## EXERCISE
Once every line below has been checked for "content", give only the number of lines that have it.
═════ PROVIDED RECORDS ═════
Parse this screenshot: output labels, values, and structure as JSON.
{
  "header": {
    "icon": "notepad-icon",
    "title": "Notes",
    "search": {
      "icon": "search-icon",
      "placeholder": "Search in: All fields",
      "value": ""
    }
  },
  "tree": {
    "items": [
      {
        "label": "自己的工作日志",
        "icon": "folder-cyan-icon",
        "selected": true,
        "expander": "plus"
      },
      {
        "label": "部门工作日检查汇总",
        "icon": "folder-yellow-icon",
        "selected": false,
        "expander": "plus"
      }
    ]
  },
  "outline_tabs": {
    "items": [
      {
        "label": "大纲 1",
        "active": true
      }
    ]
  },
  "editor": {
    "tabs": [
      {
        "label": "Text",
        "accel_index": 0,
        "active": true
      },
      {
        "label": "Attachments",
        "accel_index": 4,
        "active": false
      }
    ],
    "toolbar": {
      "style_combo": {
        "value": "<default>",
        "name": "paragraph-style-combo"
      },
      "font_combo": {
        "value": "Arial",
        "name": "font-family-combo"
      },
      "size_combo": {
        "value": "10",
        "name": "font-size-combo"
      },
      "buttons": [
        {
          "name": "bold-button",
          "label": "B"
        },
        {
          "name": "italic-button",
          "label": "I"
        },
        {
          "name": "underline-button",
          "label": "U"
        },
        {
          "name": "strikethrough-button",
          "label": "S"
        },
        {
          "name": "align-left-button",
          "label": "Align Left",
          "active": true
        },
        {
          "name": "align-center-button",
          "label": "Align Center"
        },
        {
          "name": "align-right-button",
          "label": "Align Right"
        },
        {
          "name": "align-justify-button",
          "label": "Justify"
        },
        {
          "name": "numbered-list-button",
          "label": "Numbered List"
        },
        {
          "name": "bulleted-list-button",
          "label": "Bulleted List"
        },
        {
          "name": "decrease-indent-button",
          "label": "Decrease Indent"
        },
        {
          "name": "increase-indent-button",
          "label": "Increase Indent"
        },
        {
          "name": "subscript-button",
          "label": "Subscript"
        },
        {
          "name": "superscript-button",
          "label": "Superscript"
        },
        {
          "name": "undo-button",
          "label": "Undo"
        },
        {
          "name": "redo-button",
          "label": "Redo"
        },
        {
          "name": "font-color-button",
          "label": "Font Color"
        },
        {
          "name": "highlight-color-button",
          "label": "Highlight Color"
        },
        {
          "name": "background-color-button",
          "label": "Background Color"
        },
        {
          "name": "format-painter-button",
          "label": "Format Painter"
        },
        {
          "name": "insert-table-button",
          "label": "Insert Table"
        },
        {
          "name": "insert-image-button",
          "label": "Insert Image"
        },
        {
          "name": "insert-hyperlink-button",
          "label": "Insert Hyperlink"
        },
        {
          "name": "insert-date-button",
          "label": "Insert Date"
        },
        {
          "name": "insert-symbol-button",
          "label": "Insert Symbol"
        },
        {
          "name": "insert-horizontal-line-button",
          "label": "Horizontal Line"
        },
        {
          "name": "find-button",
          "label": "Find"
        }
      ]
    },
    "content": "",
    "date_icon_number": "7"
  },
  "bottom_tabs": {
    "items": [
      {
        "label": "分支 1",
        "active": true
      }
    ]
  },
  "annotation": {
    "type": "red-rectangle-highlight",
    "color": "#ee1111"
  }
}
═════
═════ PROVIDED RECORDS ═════
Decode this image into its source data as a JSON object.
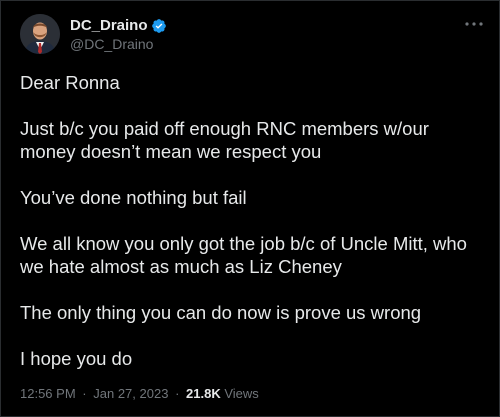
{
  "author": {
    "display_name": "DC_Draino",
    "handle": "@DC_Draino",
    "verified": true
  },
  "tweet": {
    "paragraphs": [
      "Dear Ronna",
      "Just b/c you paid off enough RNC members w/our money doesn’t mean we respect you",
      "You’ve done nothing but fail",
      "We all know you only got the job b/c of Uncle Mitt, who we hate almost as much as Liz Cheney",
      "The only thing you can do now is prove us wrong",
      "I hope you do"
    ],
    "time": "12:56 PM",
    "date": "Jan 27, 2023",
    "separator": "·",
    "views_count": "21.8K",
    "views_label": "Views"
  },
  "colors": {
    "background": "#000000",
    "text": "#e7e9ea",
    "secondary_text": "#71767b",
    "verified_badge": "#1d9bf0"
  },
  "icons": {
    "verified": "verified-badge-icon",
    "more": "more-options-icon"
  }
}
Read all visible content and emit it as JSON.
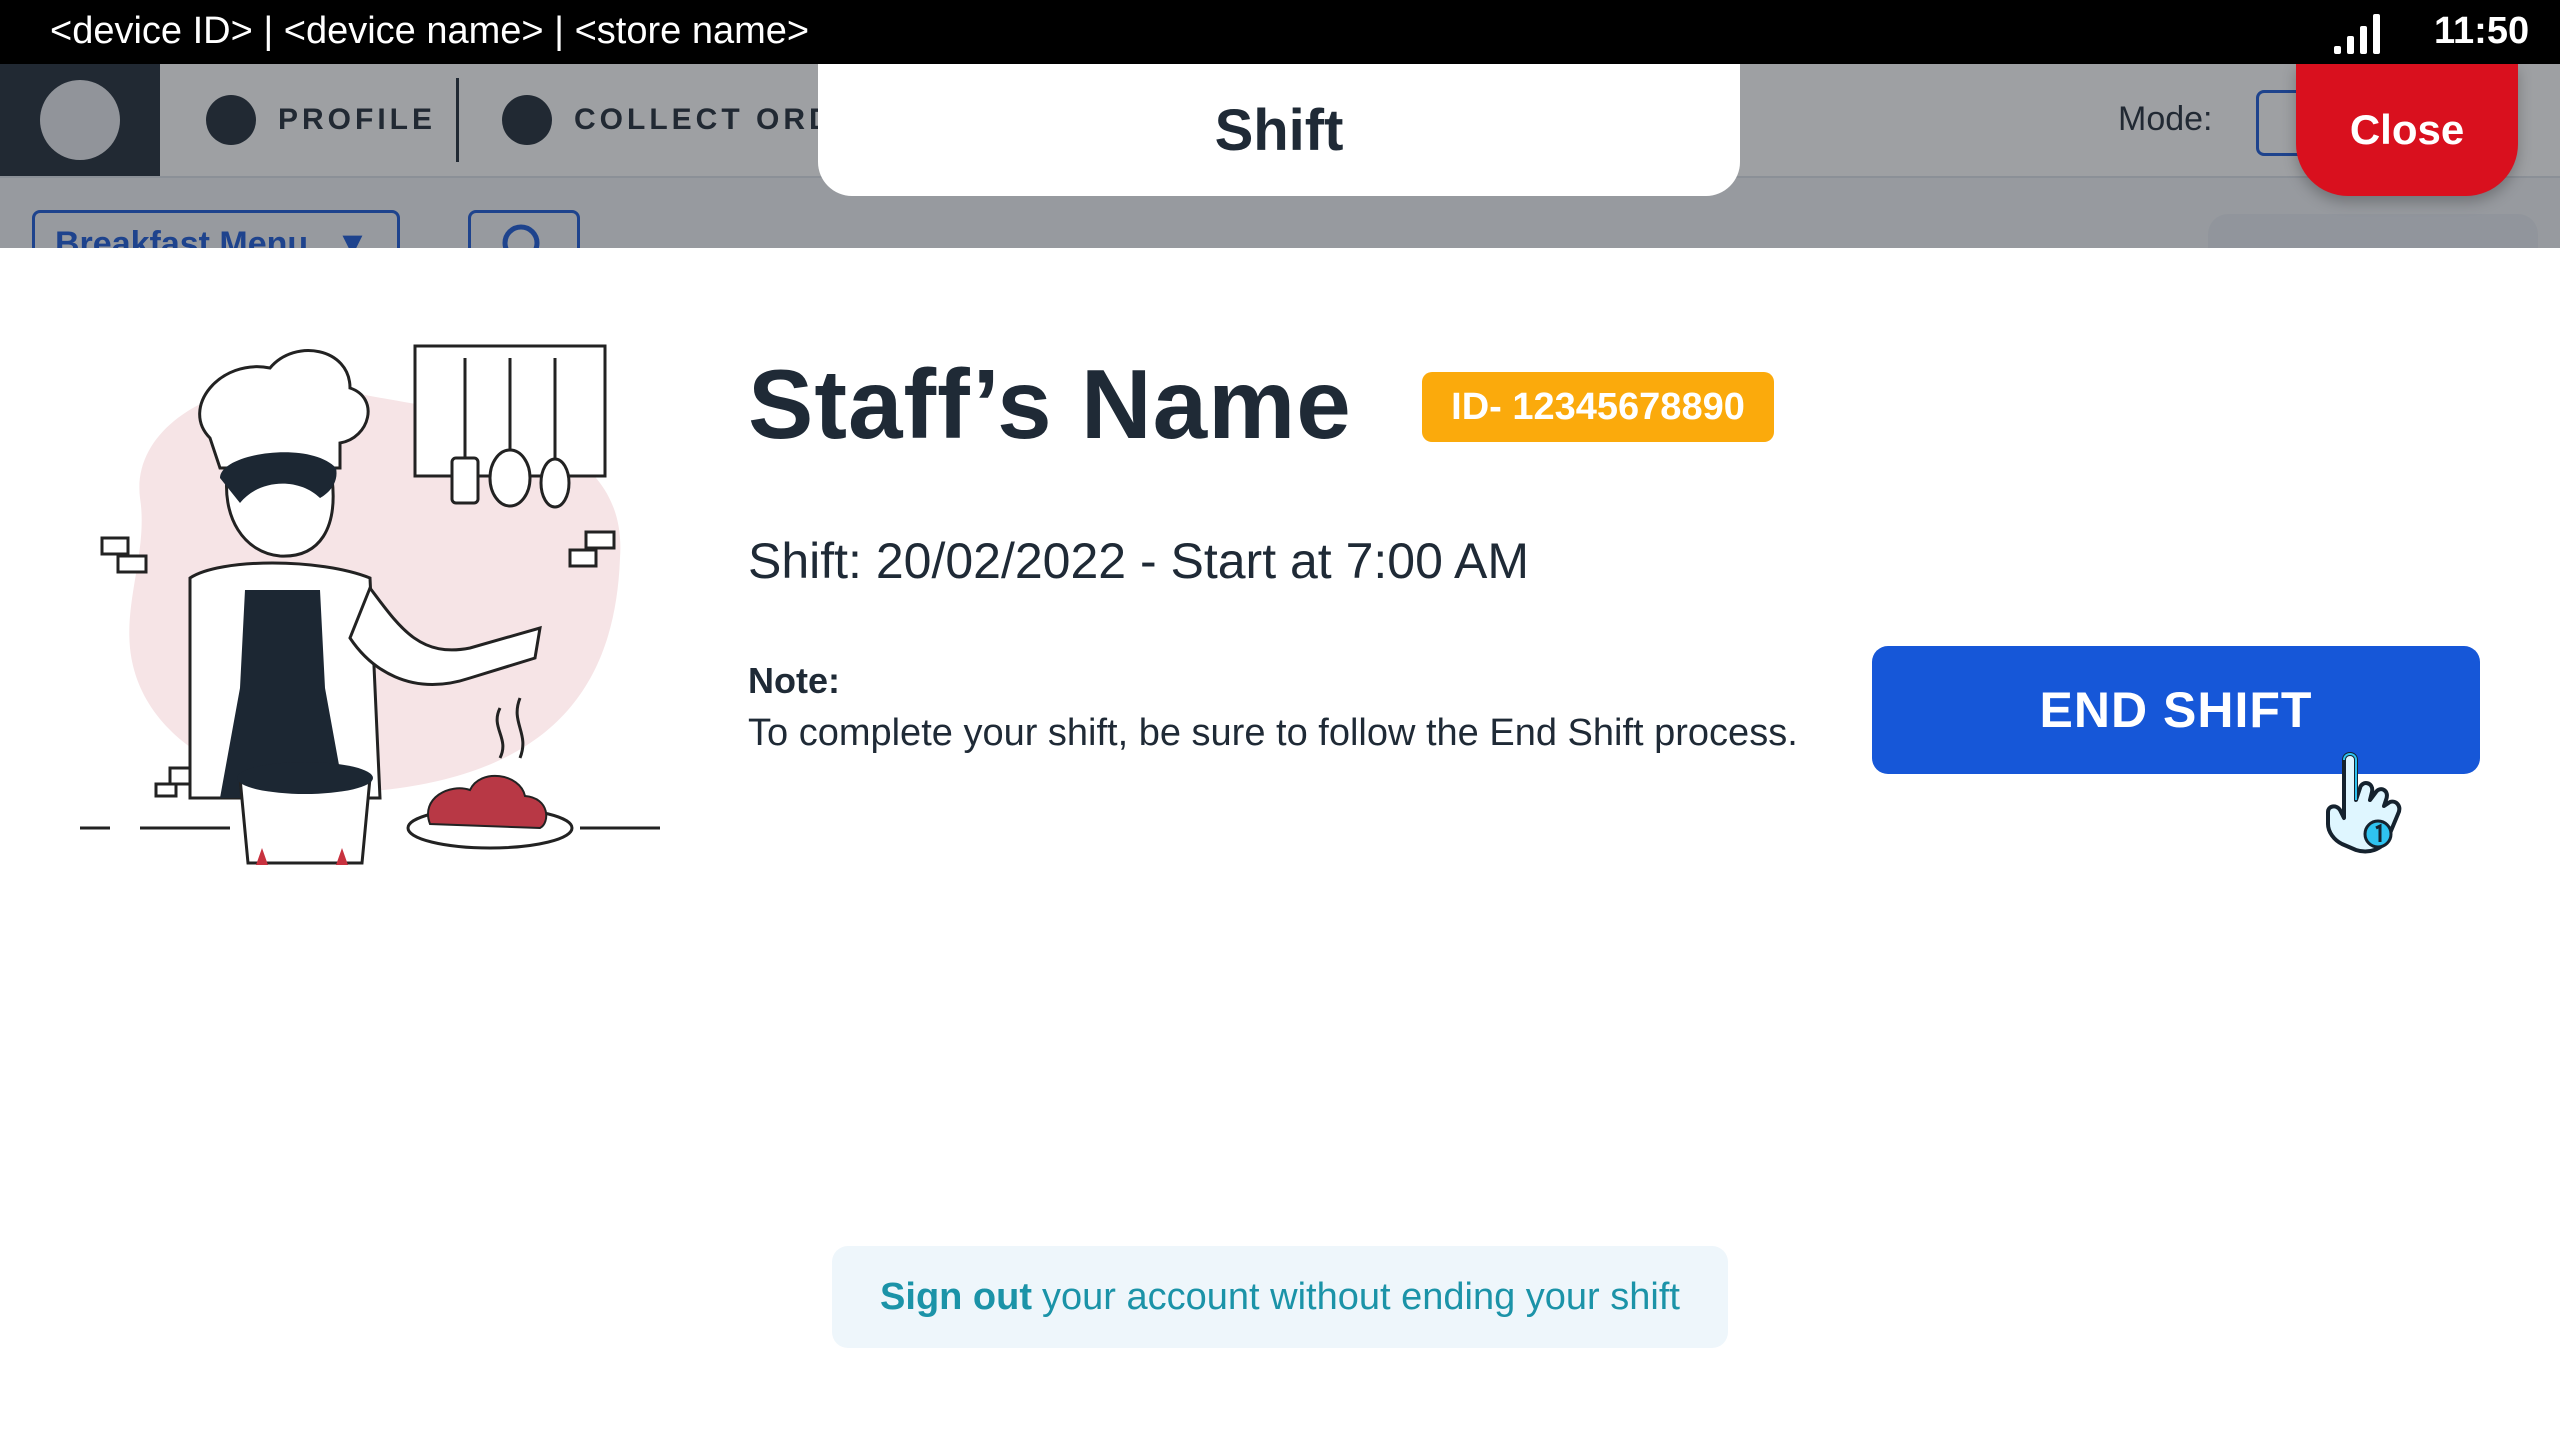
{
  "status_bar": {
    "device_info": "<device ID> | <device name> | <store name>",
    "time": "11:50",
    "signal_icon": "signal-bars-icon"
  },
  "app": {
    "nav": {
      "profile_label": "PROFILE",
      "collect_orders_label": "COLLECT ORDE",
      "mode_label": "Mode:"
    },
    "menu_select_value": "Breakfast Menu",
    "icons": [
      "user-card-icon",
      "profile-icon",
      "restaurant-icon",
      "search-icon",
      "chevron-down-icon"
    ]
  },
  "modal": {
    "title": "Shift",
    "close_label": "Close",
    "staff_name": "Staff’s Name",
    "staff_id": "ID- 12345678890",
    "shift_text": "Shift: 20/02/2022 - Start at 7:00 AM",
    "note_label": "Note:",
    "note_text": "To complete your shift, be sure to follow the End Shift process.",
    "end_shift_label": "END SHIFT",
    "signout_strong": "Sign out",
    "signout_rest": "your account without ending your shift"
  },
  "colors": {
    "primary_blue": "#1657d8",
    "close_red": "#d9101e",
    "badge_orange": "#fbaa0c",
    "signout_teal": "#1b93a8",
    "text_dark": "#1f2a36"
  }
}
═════
## TASK SOLUTION
2